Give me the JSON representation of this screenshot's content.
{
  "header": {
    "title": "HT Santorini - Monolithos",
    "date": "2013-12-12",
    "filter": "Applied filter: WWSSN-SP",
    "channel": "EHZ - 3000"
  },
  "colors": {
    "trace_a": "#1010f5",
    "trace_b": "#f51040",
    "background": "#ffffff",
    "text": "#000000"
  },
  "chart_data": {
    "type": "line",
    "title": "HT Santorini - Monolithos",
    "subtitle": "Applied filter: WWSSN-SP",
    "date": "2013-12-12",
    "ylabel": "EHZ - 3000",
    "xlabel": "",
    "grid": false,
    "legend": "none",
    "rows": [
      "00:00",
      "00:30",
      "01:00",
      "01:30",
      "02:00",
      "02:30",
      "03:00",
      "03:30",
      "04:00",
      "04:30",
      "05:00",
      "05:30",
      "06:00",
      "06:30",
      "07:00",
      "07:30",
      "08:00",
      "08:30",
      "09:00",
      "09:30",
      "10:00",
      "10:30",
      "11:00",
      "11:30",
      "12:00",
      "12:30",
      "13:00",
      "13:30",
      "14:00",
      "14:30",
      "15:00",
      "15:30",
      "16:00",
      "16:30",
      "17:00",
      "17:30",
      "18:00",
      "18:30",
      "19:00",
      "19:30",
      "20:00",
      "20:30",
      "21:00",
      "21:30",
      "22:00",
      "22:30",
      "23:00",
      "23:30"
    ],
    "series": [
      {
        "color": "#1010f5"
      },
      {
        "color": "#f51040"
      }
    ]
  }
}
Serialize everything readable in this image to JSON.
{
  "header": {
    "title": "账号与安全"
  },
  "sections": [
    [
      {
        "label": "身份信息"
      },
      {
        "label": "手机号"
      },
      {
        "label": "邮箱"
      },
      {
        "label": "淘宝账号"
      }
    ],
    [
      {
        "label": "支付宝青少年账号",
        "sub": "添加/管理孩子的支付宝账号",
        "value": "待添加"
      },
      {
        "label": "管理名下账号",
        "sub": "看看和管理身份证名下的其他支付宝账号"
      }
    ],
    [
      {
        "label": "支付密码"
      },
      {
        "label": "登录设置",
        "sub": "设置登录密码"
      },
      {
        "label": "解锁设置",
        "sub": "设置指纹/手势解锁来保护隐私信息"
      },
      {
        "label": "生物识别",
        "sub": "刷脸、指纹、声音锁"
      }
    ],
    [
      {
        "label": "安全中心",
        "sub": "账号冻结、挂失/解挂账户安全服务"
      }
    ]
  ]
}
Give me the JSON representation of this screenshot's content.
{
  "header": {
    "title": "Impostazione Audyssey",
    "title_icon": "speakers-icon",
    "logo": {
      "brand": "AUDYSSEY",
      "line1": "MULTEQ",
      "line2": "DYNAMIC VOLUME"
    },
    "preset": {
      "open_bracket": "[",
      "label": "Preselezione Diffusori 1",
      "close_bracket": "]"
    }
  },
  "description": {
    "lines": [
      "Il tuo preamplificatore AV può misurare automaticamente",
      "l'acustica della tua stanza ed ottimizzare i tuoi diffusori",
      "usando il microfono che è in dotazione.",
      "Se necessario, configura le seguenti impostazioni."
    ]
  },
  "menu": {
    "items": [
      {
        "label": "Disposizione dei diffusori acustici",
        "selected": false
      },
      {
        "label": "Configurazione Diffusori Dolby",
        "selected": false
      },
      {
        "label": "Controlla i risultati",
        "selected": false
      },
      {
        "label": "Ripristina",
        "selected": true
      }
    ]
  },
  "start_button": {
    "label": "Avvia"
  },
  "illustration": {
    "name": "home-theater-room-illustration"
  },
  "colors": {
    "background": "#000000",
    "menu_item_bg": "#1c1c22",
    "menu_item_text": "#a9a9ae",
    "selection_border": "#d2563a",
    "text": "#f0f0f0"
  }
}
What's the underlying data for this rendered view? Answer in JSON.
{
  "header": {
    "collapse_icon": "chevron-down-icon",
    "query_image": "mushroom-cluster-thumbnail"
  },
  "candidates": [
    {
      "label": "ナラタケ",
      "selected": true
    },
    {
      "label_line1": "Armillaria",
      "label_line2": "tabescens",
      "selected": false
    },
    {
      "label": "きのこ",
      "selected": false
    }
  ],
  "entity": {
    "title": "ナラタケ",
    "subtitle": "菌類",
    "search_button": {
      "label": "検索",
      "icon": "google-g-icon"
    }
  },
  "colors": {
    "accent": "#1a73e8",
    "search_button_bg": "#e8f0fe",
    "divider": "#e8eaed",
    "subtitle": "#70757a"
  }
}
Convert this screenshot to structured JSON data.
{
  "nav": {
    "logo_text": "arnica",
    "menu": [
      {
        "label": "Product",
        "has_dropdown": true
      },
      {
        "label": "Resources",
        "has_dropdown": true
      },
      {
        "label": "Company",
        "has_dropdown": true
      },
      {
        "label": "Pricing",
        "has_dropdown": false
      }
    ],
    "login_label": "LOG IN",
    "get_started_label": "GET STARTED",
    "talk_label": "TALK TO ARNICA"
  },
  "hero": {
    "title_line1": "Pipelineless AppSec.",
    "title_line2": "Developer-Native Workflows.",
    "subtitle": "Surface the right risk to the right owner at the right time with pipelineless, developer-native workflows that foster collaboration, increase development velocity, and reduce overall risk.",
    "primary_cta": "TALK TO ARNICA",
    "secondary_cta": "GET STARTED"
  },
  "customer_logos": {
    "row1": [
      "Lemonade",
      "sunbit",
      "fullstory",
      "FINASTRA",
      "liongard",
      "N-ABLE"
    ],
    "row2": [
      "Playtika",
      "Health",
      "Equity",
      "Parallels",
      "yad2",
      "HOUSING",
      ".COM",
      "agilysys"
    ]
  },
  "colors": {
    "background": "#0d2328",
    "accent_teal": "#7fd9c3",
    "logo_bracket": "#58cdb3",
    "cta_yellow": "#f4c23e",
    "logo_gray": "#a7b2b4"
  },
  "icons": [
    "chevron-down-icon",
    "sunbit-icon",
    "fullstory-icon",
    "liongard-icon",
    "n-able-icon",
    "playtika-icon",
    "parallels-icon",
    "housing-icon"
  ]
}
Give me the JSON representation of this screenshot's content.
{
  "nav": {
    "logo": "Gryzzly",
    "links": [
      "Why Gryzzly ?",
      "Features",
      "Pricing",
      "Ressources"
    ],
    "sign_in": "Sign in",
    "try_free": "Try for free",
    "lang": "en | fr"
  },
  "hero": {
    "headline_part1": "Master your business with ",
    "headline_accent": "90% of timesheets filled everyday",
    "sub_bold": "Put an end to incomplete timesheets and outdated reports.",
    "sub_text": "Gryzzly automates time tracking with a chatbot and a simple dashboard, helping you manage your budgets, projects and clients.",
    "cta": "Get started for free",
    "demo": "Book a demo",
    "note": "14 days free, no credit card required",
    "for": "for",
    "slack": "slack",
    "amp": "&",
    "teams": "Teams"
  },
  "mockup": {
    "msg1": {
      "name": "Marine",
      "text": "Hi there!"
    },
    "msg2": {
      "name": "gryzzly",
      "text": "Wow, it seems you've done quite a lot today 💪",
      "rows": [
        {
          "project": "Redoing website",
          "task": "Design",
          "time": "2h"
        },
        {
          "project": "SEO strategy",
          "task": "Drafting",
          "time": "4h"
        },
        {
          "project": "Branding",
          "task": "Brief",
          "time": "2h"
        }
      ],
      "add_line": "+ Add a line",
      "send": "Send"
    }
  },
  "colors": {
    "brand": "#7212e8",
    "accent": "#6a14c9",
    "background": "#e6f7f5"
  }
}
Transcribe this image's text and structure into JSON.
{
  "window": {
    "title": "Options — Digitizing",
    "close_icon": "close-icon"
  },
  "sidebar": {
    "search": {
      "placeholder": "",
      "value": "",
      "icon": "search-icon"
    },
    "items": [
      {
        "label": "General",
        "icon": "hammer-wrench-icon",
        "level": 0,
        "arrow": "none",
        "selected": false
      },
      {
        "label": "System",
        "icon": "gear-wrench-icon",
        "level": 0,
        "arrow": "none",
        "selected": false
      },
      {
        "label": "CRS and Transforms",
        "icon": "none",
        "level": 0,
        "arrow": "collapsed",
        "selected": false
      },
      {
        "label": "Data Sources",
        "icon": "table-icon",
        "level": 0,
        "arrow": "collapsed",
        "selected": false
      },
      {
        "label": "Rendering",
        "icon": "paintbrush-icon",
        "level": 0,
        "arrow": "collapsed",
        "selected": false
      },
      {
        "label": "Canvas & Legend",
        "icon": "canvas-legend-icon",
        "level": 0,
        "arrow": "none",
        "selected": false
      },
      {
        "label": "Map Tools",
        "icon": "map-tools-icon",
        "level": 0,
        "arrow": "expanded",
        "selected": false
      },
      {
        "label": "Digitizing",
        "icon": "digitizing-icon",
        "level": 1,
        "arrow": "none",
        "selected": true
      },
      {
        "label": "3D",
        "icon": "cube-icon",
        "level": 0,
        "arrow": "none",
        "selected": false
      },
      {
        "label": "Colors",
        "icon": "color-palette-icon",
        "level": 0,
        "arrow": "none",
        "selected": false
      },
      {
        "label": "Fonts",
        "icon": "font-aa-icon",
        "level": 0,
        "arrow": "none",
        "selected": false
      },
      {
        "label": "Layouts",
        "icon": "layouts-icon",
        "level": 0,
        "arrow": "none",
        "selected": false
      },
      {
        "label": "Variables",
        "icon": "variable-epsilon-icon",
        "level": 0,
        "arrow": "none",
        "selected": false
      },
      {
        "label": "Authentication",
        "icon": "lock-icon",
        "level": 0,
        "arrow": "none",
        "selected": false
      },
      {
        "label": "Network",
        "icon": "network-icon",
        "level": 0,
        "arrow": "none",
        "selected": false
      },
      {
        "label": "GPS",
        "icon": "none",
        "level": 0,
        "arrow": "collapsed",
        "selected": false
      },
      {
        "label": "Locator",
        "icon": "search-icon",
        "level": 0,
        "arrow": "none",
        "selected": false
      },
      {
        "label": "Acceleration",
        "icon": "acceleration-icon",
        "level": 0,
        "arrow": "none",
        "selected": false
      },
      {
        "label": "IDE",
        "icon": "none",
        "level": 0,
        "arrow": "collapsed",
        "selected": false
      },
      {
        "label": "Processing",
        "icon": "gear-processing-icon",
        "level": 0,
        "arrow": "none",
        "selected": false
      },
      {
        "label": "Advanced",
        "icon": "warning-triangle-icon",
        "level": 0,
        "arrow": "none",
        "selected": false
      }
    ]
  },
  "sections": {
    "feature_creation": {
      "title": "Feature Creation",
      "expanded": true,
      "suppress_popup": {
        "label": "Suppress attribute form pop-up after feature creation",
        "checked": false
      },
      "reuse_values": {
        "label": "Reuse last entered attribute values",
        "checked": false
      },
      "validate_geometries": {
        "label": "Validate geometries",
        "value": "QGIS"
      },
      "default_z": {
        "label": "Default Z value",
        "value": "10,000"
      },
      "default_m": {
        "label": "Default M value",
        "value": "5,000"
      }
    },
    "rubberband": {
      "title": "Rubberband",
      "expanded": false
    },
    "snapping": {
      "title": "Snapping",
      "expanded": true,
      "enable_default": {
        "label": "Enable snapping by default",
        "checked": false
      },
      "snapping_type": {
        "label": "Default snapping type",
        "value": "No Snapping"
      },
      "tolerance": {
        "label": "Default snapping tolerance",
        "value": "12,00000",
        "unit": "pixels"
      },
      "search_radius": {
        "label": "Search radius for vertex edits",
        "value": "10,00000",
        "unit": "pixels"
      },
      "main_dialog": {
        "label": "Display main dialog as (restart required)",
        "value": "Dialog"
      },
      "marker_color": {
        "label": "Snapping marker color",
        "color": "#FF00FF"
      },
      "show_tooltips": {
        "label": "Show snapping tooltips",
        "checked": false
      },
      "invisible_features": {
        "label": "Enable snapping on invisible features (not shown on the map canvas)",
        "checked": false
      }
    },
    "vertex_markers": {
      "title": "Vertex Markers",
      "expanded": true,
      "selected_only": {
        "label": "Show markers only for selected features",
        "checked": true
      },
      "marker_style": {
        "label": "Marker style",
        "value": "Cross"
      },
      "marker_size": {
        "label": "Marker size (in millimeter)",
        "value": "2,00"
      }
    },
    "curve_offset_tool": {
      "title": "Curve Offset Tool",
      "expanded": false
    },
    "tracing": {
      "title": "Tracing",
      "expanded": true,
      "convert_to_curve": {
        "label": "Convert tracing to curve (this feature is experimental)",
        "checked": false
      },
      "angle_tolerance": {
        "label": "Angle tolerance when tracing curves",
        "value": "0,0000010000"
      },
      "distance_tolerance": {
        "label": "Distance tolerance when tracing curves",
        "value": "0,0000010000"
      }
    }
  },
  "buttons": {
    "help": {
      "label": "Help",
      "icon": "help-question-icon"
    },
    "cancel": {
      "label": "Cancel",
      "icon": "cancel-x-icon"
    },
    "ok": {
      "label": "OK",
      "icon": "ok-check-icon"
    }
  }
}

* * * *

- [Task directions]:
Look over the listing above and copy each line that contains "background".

- [Exercise result]:
    "background": "#ffffff",
    "background": "#000000",
    "background": "#0d2328",
    "background": "#e6f7f5"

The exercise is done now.